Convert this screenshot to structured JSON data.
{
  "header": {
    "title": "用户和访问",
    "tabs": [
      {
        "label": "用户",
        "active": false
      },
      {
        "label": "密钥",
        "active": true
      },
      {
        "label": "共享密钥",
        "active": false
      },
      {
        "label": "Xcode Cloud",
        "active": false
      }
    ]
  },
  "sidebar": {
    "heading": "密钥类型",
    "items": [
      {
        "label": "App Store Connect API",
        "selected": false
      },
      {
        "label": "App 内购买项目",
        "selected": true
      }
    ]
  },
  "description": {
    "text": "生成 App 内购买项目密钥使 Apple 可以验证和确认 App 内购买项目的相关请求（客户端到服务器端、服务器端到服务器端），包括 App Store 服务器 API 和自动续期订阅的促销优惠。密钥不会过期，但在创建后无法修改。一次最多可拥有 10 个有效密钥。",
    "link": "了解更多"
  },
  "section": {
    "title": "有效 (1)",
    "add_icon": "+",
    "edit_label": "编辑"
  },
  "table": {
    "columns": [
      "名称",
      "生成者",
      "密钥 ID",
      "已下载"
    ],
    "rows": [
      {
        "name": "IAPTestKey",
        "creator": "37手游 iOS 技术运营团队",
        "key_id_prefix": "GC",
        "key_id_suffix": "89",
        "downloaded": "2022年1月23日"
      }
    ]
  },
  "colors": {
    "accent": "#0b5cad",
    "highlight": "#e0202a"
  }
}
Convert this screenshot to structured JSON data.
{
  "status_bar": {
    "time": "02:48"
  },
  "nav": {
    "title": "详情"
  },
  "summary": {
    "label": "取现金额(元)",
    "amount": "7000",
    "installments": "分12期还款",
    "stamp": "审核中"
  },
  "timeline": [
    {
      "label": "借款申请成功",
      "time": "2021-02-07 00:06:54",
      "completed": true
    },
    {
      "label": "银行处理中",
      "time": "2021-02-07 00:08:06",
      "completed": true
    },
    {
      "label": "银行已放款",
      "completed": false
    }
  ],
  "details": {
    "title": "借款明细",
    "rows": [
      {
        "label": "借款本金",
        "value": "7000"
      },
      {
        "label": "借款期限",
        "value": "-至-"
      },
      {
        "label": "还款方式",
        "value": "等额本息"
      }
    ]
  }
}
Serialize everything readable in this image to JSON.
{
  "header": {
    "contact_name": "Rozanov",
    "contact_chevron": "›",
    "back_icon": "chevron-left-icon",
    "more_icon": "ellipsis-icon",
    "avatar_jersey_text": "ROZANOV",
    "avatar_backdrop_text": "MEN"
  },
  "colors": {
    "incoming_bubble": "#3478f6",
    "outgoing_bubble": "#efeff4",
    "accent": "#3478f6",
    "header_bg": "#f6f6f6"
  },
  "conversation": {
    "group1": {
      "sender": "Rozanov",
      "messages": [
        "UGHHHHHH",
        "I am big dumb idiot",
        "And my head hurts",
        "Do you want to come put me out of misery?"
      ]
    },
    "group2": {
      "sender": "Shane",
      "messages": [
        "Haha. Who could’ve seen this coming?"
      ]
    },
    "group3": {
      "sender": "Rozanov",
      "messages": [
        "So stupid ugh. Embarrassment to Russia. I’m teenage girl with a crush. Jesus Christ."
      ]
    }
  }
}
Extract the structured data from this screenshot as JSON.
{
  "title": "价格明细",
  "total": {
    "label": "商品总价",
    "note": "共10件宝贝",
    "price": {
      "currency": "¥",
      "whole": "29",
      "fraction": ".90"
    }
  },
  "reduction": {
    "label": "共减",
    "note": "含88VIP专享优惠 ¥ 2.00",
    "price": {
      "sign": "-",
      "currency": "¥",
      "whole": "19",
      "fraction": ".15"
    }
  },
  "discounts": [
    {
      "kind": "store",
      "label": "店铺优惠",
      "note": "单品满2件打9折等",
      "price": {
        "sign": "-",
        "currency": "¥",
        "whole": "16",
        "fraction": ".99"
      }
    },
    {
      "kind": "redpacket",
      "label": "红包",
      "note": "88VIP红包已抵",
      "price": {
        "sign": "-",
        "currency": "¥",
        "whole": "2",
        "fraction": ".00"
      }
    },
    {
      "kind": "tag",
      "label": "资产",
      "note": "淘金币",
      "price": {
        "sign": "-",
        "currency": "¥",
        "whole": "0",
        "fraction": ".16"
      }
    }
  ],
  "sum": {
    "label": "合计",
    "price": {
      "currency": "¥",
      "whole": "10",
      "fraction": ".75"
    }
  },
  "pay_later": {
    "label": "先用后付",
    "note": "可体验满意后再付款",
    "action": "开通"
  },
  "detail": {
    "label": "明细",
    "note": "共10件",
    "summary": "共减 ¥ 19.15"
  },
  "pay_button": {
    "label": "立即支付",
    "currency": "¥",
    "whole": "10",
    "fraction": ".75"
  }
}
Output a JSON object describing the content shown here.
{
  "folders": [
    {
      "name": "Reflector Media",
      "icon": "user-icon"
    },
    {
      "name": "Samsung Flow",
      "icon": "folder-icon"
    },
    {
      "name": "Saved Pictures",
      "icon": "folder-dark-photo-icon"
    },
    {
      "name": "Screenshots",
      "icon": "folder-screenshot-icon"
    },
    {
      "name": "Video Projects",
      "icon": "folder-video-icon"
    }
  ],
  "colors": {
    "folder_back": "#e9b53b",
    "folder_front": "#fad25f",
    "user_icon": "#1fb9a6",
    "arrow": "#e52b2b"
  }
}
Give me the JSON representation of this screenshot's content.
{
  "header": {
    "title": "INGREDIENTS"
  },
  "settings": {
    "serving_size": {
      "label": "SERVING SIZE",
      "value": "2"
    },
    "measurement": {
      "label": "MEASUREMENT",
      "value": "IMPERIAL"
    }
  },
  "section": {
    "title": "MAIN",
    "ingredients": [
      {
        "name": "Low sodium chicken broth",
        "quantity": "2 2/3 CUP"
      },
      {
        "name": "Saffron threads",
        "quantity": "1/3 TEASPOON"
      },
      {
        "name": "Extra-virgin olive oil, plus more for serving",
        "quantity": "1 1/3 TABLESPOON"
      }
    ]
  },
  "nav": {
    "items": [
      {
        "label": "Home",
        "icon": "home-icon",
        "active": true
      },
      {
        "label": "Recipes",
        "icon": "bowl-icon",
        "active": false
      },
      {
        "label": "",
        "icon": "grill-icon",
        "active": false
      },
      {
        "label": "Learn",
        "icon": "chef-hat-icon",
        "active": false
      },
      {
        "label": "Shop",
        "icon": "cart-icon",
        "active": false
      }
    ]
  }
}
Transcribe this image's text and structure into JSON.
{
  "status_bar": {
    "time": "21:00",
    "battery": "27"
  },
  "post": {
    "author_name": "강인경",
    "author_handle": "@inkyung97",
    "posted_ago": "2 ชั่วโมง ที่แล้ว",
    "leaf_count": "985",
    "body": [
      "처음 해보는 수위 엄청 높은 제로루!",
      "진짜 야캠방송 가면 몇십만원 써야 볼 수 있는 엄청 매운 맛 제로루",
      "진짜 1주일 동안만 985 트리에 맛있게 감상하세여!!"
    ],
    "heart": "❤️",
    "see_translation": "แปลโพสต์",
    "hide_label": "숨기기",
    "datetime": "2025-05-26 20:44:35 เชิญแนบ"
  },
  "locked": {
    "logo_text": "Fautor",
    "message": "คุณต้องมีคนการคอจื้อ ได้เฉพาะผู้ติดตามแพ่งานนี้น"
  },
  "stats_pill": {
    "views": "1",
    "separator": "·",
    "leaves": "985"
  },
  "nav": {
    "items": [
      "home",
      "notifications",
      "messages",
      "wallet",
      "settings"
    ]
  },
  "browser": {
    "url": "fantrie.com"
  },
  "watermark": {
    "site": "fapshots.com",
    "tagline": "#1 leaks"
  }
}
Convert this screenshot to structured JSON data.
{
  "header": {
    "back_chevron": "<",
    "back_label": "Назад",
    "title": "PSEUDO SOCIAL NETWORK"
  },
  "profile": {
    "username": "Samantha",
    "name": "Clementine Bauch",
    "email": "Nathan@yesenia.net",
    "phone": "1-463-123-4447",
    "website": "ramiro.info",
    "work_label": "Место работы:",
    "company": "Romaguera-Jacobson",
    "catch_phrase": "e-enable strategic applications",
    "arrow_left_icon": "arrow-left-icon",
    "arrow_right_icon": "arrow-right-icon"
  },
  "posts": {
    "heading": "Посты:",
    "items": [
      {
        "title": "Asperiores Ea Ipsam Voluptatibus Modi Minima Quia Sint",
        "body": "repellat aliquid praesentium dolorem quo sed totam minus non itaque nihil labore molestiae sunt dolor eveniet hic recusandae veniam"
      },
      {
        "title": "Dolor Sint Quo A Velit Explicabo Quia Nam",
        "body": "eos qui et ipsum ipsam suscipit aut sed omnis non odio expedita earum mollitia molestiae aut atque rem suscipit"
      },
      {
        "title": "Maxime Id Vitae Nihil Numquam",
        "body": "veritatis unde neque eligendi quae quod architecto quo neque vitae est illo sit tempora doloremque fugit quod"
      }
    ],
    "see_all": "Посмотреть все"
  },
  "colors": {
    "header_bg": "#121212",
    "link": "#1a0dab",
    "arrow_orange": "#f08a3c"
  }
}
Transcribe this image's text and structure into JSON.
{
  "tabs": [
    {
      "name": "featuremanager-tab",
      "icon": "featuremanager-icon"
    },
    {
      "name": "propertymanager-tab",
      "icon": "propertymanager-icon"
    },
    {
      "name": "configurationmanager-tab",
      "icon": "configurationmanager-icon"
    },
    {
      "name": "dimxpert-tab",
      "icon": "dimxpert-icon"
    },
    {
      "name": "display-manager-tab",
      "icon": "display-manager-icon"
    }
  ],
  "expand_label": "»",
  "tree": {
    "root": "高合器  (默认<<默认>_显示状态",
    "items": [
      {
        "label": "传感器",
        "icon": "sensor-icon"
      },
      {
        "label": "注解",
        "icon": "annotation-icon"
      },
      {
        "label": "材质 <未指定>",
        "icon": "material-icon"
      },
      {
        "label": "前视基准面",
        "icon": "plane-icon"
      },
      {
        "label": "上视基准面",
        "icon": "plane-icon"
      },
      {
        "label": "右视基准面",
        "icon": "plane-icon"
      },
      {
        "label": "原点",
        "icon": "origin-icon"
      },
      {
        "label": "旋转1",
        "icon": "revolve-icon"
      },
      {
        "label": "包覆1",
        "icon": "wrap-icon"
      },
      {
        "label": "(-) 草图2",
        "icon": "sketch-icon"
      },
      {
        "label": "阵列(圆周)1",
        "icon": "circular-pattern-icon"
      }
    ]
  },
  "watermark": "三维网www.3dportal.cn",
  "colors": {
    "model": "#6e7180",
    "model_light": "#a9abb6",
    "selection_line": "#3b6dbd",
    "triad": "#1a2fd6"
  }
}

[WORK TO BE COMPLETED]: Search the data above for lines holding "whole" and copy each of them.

[RESPONSE BELOW]:
      "whole": "29",
      "whole": "19",
        "whole": "16",
        "whole": "2",
        "whole": "0",
      "whole": "10",
    "whole": "10",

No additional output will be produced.